_Work to be completed_.
Your answer should be one number: how many lines below hold the word "ChannelWrite".

Records drawn from a dataset
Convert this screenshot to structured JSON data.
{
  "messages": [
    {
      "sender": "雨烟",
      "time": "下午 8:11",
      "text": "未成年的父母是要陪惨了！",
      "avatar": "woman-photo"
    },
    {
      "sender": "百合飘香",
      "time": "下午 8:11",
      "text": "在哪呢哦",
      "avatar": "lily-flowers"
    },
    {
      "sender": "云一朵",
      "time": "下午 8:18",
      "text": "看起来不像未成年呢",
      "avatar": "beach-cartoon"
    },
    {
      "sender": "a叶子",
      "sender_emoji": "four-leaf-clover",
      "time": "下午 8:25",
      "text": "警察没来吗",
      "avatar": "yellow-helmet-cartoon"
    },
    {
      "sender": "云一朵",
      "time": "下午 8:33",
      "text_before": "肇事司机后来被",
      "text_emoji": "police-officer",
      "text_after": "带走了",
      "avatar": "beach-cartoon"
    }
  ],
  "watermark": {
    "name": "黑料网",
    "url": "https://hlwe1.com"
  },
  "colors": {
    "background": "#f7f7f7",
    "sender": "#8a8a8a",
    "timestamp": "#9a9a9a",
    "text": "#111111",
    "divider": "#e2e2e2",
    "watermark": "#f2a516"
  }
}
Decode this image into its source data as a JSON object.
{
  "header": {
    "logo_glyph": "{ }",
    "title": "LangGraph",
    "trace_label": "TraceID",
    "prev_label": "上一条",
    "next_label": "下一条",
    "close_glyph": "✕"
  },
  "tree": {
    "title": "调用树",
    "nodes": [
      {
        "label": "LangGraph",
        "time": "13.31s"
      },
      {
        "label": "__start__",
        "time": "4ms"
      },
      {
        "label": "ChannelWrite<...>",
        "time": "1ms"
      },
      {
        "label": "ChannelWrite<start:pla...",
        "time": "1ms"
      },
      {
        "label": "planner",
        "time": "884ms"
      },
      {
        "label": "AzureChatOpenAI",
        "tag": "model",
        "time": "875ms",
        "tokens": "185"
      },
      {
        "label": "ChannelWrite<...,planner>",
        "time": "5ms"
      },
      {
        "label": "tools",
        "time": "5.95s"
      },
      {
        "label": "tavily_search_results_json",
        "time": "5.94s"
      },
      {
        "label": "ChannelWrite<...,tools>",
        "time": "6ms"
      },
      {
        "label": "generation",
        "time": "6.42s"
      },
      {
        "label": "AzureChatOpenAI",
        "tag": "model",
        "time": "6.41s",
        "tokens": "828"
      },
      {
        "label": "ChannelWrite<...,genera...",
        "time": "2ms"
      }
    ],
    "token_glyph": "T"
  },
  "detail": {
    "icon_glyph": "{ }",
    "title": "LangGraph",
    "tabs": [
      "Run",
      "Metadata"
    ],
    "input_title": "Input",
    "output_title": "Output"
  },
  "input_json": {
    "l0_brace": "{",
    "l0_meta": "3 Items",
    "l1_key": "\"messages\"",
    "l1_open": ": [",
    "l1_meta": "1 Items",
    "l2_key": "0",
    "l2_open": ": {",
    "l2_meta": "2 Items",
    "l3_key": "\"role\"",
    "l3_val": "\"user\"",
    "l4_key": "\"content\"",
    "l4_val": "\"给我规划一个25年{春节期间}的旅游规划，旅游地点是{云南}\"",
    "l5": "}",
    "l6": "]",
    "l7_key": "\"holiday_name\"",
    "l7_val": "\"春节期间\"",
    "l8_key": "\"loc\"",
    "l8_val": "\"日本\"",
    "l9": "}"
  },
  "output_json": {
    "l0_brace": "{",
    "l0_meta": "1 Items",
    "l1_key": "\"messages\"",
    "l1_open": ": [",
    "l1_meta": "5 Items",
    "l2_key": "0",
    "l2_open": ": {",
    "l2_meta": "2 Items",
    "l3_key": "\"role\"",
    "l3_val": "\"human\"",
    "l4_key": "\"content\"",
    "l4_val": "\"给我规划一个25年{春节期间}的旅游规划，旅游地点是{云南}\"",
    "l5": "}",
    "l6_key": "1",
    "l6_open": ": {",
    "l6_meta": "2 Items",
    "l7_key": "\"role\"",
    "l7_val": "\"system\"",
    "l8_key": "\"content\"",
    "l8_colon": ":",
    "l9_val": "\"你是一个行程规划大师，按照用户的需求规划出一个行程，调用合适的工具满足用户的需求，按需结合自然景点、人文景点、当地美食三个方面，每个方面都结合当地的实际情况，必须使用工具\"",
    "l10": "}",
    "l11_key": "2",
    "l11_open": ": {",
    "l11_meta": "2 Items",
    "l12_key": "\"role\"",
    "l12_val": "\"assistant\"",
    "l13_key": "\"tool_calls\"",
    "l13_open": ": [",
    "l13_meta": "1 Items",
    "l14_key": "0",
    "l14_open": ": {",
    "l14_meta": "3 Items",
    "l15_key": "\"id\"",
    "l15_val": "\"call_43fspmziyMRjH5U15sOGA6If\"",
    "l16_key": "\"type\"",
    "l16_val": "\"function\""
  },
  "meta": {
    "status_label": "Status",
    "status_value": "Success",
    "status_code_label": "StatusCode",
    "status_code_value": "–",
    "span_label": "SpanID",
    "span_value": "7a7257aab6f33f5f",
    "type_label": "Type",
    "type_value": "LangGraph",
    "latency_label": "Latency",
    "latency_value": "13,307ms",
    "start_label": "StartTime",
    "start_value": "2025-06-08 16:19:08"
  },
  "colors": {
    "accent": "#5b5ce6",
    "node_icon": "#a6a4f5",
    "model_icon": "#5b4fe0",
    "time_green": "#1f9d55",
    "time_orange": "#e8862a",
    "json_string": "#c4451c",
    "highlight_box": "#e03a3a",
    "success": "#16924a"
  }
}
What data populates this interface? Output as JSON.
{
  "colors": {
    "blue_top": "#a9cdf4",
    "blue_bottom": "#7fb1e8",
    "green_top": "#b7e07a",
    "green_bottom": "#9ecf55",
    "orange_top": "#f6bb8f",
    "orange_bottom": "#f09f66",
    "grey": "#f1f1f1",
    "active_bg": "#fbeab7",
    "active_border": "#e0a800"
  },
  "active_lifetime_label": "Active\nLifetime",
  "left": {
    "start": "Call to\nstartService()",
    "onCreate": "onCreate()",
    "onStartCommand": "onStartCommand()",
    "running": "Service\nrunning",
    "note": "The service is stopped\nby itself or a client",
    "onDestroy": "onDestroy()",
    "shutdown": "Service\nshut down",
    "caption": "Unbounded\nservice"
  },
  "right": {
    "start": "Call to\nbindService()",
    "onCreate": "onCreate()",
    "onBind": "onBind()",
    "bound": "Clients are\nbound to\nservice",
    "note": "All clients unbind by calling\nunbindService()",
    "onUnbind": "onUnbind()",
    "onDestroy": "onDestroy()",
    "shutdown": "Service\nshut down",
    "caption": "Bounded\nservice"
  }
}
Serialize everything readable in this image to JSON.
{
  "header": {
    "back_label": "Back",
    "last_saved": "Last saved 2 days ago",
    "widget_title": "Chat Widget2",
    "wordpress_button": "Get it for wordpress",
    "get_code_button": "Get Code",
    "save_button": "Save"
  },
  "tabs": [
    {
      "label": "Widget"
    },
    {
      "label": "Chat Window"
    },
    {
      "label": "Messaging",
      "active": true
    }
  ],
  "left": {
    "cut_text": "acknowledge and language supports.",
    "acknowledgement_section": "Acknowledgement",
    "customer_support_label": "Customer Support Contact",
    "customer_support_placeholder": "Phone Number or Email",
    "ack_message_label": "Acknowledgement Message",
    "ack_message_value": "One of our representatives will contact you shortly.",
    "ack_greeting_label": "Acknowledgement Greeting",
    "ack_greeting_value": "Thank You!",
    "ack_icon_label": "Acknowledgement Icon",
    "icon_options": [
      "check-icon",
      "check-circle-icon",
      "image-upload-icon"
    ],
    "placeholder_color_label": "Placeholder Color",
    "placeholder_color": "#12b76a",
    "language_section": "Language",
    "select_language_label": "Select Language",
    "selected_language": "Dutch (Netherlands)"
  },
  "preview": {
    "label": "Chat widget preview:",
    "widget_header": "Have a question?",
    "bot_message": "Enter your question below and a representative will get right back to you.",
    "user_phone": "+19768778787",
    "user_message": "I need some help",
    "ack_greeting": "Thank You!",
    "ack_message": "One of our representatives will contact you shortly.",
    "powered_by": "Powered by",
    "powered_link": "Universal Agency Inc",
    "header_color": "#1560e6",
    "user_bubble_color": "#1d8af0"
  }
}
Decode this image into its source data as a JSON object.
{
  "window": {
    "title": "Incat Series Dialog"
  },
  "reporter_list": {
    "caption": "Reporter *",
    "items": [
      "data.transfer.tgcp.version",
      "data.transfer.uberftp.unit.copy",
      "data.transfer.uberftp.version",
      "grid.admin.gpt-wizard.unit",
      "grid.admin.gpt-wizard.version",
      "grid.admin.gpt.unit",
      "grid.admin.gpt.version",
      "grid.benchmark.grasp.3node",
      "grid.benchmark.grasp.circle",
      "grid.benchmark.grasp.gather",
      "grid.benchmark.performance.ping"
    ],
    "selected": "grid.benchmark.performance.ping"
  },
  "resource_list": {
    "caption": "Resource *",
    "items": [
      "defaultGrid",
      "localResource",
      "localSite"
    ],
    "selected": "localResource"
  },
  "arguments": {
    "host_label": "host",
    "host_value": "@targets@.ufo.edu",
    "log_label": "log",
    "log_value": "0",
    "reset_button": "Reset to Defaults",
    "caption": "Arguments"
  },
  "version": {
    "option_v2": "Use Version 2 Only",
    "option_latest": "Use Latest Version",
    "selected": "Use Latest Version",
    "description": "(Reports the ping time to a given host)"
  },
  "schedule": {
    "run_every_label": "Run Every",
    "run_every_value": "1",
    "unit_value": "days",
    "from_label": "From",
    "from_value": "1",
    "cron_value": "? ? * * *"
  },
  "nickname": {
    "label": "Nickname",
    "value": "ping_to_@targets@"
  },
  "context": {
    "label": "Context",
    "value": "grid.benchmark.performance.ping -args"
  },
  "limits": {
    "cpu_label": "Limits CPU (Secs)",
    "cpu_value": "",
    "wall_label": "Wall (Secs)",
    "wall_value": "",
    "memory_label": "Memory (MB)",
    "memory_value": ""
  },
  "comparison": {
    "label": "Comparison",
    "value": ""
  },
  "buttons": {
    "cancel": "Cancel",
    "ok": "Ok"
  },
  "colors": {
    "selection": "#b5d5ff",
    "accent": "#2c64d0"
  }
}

_Task output_.
5